For most of my career, I have valued and delivered operational excellence. I loved to measure everything that could be measured and put processes in place that help a business run the right way. It’s a classic approach to running a business and I’m convinced that’s a big reason I was hired as CEO of OutboundEngine.
But over the past year, I’ve realized something. What I thought I was doing right the whole time was actually me looking at the system in a quantitative light. I can see now that operational excellence built on quantitative data is not enough.
To stand out in today’s crowded business landscape, we need to go beyond operational excellence and work toward customer intimacy. Customer intimacy, as I define it, is factoring human and relational considerations in equal proportion to quantitative.
Operationally focused businesses do a lot of things well. They provide customers with reliable products and services at competitive prices, delivered with minimal inconvenience. That combination of quality, price, and ease boosts the best of them to the top of their market. Think McDonald’s, Walmart and IKEA.
On the other hand, businesses that are focused on customer intimacy don’t deliver what the market wants. They focus on what each specific customer wants. They continually customize their products and services to fit your needs. As a result, they create broad and deep levels of value. Amazon, Nordstrom and Home Depot are customer intimacy focused, and as a result, they enjoy tremendous loyalty.
Switching my focus from operational excellence to customer intimacy actually came quite naturally. I began by asking our customer success team members how they defined success. It wasn’t in the transactional, data-driven customer support metrics like call time, cases closed or the number of transactions. The team defined success through the number of conversations they had with customers, the opportunities they had to break through a customer’s problem and provide value.
It threw my operational self for a loop — those things are virtually impossible to define quantitatively. At the same time, I analyzed my own personal interactions with family and friends. It seemed absurd to think that I would define success with the people close to me in transactional terms. Can you imagine telling your children that we need to spend Saturday afternoon checking boxes and completing a set of transactions?
So if that approach worked for our customer success team members and my own personal relationships, I wondered, would it work for the rest of the company? I asked employees at all levels in all departments about how they would feel if we shifted to a more qualitative, human and relational measure of success.

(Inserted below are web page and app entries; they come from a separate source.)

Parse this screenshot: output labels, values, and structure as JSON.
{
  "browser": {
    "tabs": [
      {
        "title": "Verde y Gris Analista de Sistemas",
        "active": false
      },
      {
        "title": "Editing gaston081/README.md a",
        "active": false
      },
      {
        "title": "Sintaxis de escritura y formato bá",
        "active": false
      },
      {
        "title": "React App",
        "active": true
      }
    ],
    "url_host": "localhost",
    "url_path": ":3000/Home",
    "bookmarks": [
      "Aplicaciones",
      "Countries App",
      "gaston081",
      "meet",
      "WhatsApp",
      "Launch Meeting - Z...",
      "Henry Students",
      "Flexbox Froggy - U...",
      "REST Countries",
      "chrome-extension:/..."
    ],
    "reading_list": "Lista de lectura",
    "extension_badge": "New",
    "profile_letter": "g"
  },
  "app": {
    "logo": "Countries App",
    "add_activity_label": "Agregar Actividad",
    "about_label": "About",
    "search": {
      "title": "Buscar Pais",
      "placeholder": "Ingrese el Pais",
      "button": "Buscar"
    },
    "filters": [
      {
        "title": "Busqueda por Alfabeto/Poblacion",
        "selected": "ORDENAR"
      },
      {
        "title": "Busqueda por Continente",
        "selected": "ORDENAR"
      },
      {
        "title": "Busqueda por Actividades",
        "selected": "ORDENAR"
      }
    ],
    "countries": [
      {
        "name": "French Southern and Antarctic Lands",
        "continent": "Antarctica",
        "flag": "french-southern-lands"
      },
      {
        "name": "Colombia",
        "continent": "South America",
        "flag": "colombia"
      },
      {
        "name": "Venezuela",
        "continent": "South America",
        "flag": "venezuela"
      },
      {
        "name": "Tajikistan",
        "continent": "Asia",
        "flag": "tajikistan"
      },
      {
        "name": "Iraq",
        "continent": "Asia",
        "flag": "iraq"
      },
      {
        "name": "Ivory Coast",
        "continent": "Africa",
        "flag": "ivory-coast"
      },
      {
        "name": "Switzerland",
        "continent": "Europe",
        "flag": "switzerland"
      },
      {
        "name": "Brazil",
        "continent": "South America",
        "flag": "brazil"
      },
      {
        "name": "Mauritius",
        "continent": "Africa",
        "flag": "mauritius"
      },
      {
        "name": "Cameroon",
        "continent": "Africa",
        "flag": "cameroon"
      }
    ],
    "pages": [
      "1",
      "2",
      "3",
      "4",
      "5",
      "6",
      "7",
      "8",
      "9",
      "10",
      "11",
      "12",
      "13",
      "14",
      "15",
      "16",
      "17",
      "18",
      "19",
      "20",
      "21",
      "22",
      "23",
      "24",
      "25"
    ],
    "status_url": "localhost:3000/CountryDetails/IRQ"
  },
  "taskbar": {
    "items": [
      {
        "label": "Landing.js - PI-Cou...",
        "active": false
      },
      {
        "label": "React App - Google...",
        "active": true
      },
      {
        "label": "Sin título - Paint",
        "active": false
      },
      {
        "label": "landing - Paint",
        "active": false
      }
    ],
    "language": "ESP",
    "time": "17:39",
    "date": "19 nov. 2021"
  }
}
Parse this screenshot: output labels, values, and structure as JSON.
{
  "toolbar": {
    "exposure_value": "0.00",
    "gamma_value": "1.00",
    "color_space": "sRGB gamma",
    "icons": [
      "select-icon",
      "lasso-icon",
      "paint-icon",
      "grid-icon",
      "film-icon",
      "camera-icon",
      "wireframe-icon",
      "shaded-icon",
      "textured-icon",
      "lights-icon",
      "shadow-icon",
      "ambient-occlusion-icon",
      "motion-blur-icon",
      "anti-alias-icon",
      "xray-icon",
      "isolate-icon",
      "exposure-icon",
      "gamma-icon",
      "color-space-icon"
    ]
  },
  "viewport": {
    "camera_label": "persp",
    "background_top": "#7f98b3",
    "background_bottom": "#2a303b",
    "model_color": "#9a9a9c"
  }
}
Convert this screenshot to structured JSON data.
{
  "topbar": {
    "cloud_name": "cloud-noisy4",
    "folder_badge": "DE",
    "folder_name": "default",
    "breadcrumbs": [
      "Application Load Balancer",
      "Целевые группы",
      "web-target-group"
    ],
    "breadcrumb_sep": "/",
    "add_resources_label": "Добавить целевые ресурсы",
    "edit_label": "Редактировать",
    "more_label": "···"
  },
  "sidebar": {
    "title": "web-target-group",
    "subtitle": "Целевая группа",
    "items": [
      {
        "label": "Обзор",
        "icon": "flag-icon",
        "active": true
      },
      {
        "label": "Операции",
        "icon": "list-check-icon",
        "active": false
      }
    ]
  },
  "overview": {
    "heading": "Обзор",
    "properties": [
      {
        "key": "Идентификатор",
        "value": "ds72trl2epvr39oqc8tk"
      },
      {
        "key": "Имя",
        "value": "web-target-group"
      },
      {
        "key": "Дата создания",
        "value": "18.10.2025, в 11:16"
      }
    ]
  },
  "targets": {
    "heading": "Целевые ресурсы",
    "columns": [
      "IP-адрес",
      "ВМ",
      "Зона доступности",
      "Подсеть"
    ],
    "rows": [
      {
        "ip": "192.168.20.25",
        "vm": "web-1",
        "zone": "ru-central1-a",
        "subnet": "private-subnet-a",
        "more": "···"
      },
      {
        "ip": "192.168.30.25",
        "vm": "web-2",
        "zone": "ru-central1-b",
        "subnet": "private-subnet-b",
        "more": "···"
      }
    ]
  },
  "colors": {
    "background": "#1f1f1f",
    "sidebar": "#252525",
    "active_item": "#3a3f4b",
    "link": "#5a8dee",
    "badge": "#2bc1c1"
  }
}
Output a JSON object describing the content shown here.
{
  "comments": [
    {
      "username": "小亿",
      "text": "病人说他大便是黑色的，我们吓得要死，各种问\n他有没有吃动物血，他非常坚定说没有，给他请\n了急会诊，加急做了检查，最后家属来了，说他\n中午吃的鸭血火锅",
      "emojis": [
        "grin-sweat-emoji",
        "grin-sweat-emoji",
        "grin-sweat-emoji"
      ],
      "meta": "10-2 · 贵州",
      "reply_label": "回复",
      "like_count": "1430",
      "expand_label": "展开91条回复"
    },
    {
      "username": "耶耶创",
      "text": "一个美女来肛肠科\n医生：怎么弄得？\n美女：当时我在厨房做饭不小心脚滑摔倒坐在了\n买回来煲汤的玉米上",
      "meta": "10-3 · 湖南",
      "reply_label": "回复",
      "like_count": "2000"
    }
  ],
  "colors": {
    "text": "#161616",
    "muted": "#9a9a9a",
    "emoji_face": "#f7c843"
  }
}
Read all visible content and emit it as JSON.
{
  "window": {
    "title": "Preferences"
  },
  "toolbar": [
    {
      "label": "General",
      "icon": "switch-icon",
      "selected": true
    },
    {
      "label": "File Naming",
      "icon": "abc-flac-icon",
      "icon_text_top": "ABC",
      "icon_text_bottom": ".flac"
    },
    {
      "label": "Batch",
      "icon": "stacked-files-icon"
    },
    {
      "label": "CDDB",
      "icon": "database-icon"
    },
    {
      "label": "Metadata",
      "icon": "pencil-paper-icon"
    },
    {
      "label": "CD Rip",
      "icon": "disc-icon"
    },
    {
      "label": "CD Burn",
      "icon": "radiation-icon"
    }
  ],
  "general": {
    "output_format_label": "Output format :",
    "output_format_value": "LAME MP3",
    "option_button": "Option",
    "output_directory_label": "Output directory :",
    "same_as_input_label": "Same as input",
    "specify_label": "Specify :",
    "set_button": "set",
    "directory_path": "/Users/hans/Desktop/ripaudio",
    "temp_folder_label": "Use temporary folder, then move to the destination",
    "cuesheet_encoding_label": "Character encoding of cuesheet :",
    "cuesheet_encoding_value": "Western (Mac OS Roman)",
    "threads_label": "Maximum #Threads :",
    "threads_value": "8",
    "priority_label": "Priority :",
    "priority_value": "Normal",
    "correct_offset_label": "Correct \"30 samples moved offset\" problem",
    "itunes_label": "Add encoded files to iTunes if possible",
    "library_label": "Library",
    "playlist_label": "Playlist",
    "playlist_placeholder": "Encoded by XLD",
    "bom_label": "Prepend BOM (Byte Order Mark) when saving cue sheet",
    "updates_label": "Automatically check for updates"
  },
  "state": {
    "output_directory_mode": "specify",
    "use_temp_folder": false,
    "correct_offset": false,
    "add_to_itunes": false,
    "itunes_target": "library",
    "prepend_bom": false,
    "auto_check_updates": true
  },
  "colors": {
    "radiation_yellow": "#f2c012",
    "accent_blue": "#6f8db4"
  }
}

Their positive response took me completely by surprise. It’s as if the answer to building long-term relationships and unlocking the operational byproduct of retaining customers was right under our noses the entire time, just waiting to emerge.
Over the coming months, I’ll update you on the results of our new focus on customer intimacy and the complete rewiring of our entire customer service and success infrastructure. A total transformation that started on November 1.